[What this task involves]
Scan the entries for lines containing the string "Finnkollrunden". Reply with how many there are, and nothing else.

[Input]
• • •

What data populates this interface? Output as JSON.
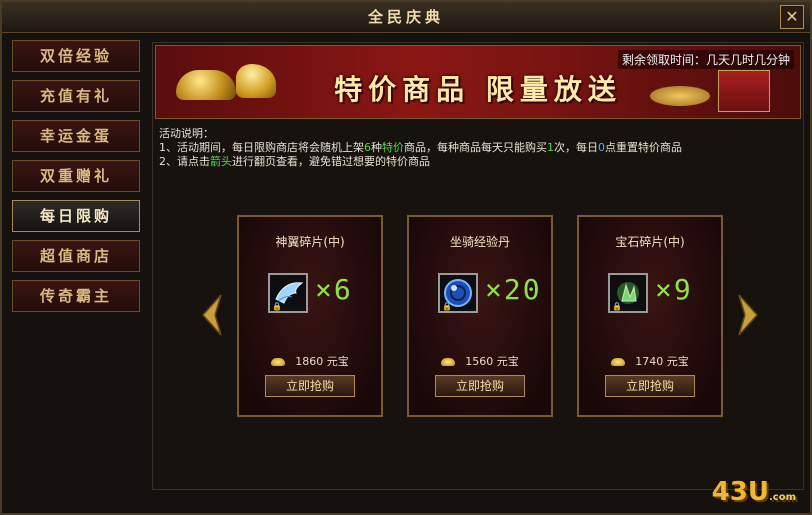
{
  "window": {
    "title": "全民庆典",
    "close_label": "✕"
  },
  "sidebar": {
    "items": [
      {
        "label": "双倍经验"
      },
      {
        "label": "充值有礼"
      },
      {
        "label": "幸运金蛋"
      },
      {
        "label": "双重赠礼"
      },
      {
        "label": "每日限购"
      },
      {
        "label": "超值商店"
      },
      {
        "label": "传奇霸主"
      }
    ],
    "active_index": 4
  },
  "banner": {
    "countdown_label": "剩余领取时间：几天几时几分钟",
    "title": "特价商品   限量放送"
  },
  "description": {
    "heading": "活动说明：",
    "line1_a": "1、活动期间，每日限购商店将会随机上架",
    "line1_b": "6",
    "line1_c": "种",
    "line1_d": "特价",
    "line1_e": "商品，每种商品每天只能购买",
    "line1_f": "1",
    "line1_g": "次，每日",
    "line1_h": "0",
    "line1_i": "点重置特价商品",
    "line2_a": "2、请点击",
    "line2_b": "箭头",
    "line2_c": "进行翻页查看，避免错过想要的特价商品"
  },
  "products": [
    {
      "name": "神翼碎片(中)",
      "qty": "×6",
      "price": "1860",
      "currency": "元宝",
      "buy_label": "立即抢购",
      "icon": "wing-icon"
    },
    {
      "name": "坐骑经验丹",
      "qty": "×20",
      "price": "1560",
      "currency": "元宝",
      "buy_label": "立即抢购",
      "icon": "blue-orb-icon"
    },
    {
      "name": "宝石碎片(中)",
      "qty": "×9",
      "price": "1740",
      "currency": "元宝",
      "buy_label": "立即抢购",
      "icon": "green-gem-icon"
    }
  ],
  "footer": {
    "logo": "43U",
    "logo_suffix": ".com"
  },
  "colors": {
    "accent_gold": "#f0dca8",
    "qty_green": "#8fe04a",
    "banner_red": "#8a1714"
  }
}
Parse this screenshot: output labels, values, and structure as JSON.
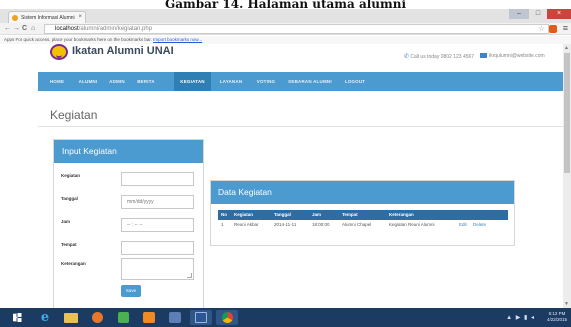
{
  "caption": "Gambar 14. Halaman utama alumni",
  "browser": {
    "tab_title": "Sistem Informasi Alumni",
    "tab_close": "×",
    "window_min": "–",
    "window_max": "□",
    "window_close": "×",
    "back": "←",
    "forward": "→",
    "reload": "C",
    "home": "⌂",
    "url_host": "localhost",
    "url_path": "/alumni/admin/kegiatan.php",
    "bookmarks_prefix": "Apps",
    "bookmarks_text": "For quick access, place your bookmarks here on the bookmarks bar.",
    "bookmarks_link": "Import bookmarks now..."
  },
  "site": {
    "name": "Ikatan Alumni UNAI",
    "contact_label": "Call us today 0802 123 4567",
    "email_label": "ikrqulumni@website.com"
  },
  "nav": {
    "items": [
      "HOME",
      "ALUMNI",
      "ADMIN",
      "BERITA",
      "KEGIATAN",
      "LAYANAN",
      "VOTING",
      "SEBARAN ALUMNI",
      "LOGOUT"
    ],
    "active": "KEGIATAN"
  },
  "page": {
    "heading": "Kegiatan"
  },
  "form": {
    "title": "Input Kegiatan",
    "fields": [
      {
        "label": "Kegiatan",
        "value": ""
      },
      {
        "label": "Tanggal",
        "placeholder": "mm/dd/yyyy"
      },
      {
        "label": "Jam",
        "placeholder": "-- : -- --"
      },
      {
        "label": "Tempat",
        "value": ""
      },
      {
        "label": "Keterangan",
        "value": ""
      }
    ],
    "save_label": "Save"
  },
  "data_table": {
    "title": "Data Kegiatan",
    "columns": [
      "No",
      "Kegiatan",
      "Tanggal",
      "Jam",
      "Tempat",
      "Keterangan",
      ""
    ],
    "rows": [
      {
        "no": "1",
        "kegiatan": "Reuni Akbar",
        "tanggal": "2014-11-11",
        "jam": "18:00:00",
        "tempat": "Alumni Chapel",
        "keterangan": "Kegiatan Reuni Alumni",
        "edit": "Edit",
        "delete": "Delete"
      }
    ]
  },
  "taskbar": {
    "tray_icons": "▲ ▶ ▮ ◂",
    "time": "5:12 PM",
    "date": "4/22/2015"
  },
  "colors": {
    "primary": "#4b9ad0",
    "nav_active": "#2f7fb5",
    "table_header": "#2e6da4",
    "taskbar": "#1c3b63"
  }
}
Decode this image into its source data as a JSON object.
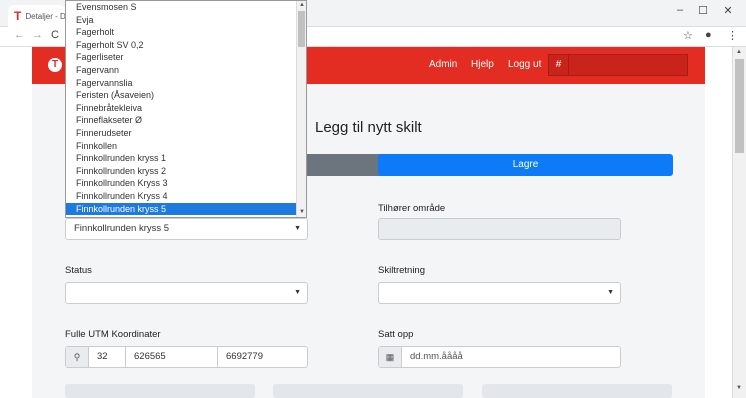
{
  "browser": {
    "tab_title": "Detaljer - D",
    "tab_favicon": "T",
    "minimize": "–",
    "maximize": "☐",
    "close": "✕",
    "back": "←",
    "forward": "→",
    "reload": "C",
    "star": "☆",
    "account": "●",
    "menu": "⋮"
  },
  "appbar": {
    "logo": "T",
    "menu": [
      "Admin",
      "Hjelp",
      "Logg ut"
    ],
    "hash_symbol": "#",
    "color": "#e32d22"
  },
  "page": {
    "title": "Legg til nytt skilt",
    "save_label": "Lagre",
    "area_label": "Tilhører område",
    "status_label": "Status",
    "direction_label": "Skiltretning",
    "utm_label": "Fulle UTM Koordinater",
    "setup_label": "Satt opp",
    "location_value": "Finnkollrunden kryss 5",
    "utm_zone": "32",
    "utm_east": "626565",
    "utm_north": "6692779",
    "date_placeholder": "dd.mm.åååå",
    "pin_icon": "map-pin-icon",
    "calendar_icon": "calendar-icon"
  },
  "dropdown": {
    "selected_index": 16,
    "options": [
      "Evensmosen S",
      "Evja",
      "Fagerholt",
      "Fagerholt SV 0,2",
      "Fagerliseter",
      "Fagervann",
      "Fagervannslia",
      "Feristen (Åsaveien)",
      "Finnebråtekleiva",
      "Finneflakseter Ø",
      "Finnerudseter",
      "Finnkollen",
      "Finnkollrunden kryss 1",
      "Finnkollrunden kryss 2",
      "Finnkollrunden Kryss 3",
      "Finnkollrunden Kryss 4",
      "Finnkollrunden kryss 5"
    ]
  }
}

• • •

[Written solution]
6